Several former employees of WR Grace in the United States have died from asbestos-related illnesses from working in the company's Libby, Montana mine and in processing plants across the country. Others in the U.S. are suing the company after becoming ill from asbestos exposure.

Seven WR Grace executives have been indicted for allegedly trying to conceal that its products were contaminated with asbestos, which has led to a call in Canada for the government to take responsibility for workers here.

Jim Brophy, head of the Occupational Health Clinic for Ontario Workers in Sarnia, has been tracking asbestos-related illnesses related to WR Grace across the country. Brophy has serious concerns about workers who were exposed to asbestos while employed at a WR Grace plant in Winnipeg.

The company has admitted it popped asbestos-laden vermiculite to make insulation here until the early 1990s. Brophy says Manitoba's Workers Compensation Board isn't taking the matter seriously enough.

"There should be a public notification that any workers that were employed at WR Grace in Manitoba from such and such a period, who developed certain respiratory diseases, should immediately notify the board," he says.

No search for workers planned

Dennis Nikkel, spokesman for Manitoba Workplace, Safety and Health, says – based on conversations with WR Grace and an inspection of its current plant – the province is confident Manitoba workers were protected.

"We have been in touch with the Workers Compensation Board here in Winnipeg and they have indicated to us that they have not received any claims from WR Grace employees," he says.

"Based on the information we have right now of how they were protecting their workers, and the fact that the compensation board hasn't received any claims – initially at least – we're fairly confident that workers were protected."

Brophy doesn't buy that argument. He says it's very likely workers never reported their illnesses to the compensation board. Brophy says workers didn't know much about how to handle asbestos thirty years ago, and he says their families may also have been exposed to asbestos fibres from clothing.
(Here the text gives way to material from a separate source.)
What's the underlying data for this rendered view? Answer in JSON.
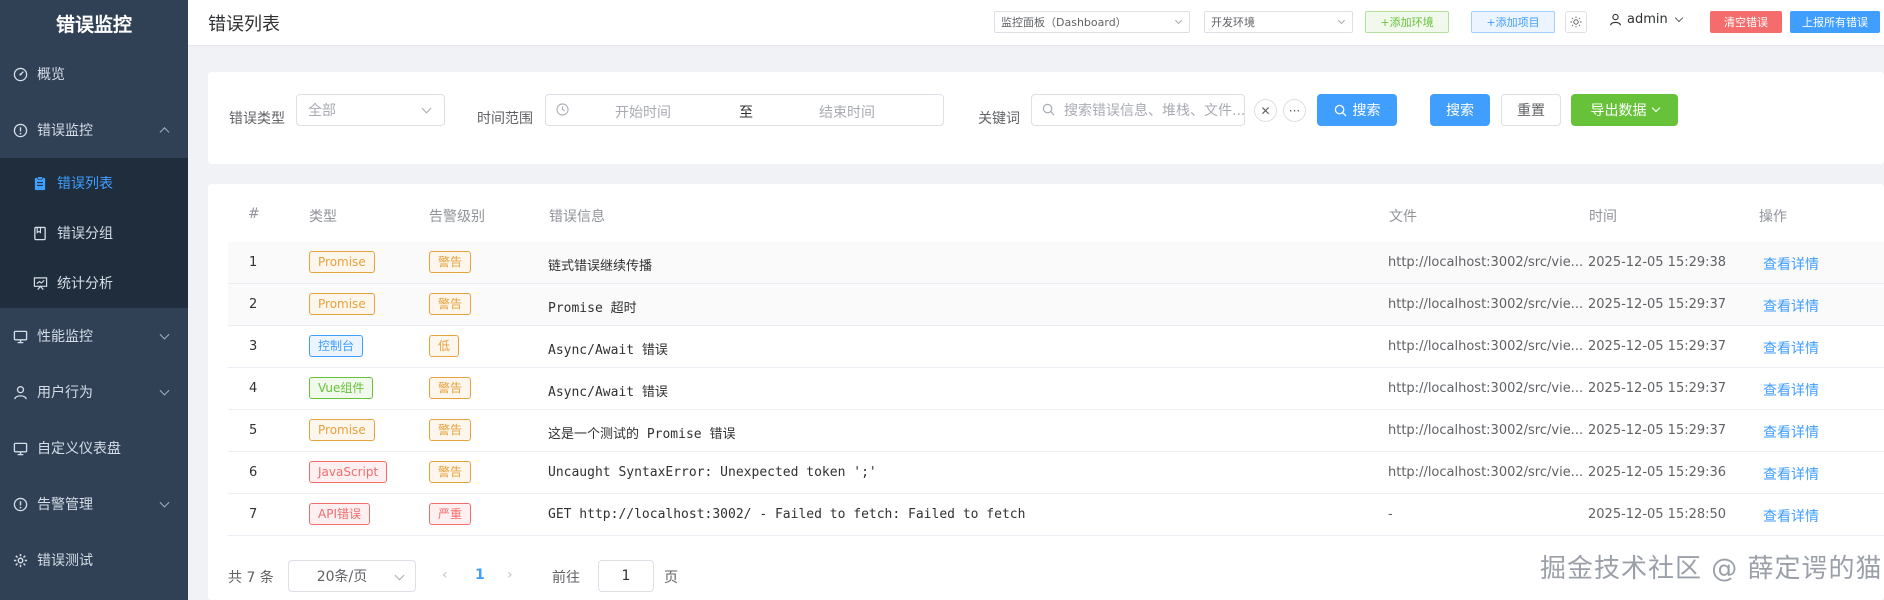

"It's almost certain that there are people that have developed these diseases. Some of them have died from them and some of them may still contract them," he says.

Nikkel admits the province has no idea how many people worked at the local WR Grace plant during the time it processed the contaminated vermiculite, but he says the province has no plans to search for former workers.

Nikkel says the province isn't planning any further action, although that may change if any new claims from former WR Grace employees are filed with the Workers Compensation Board.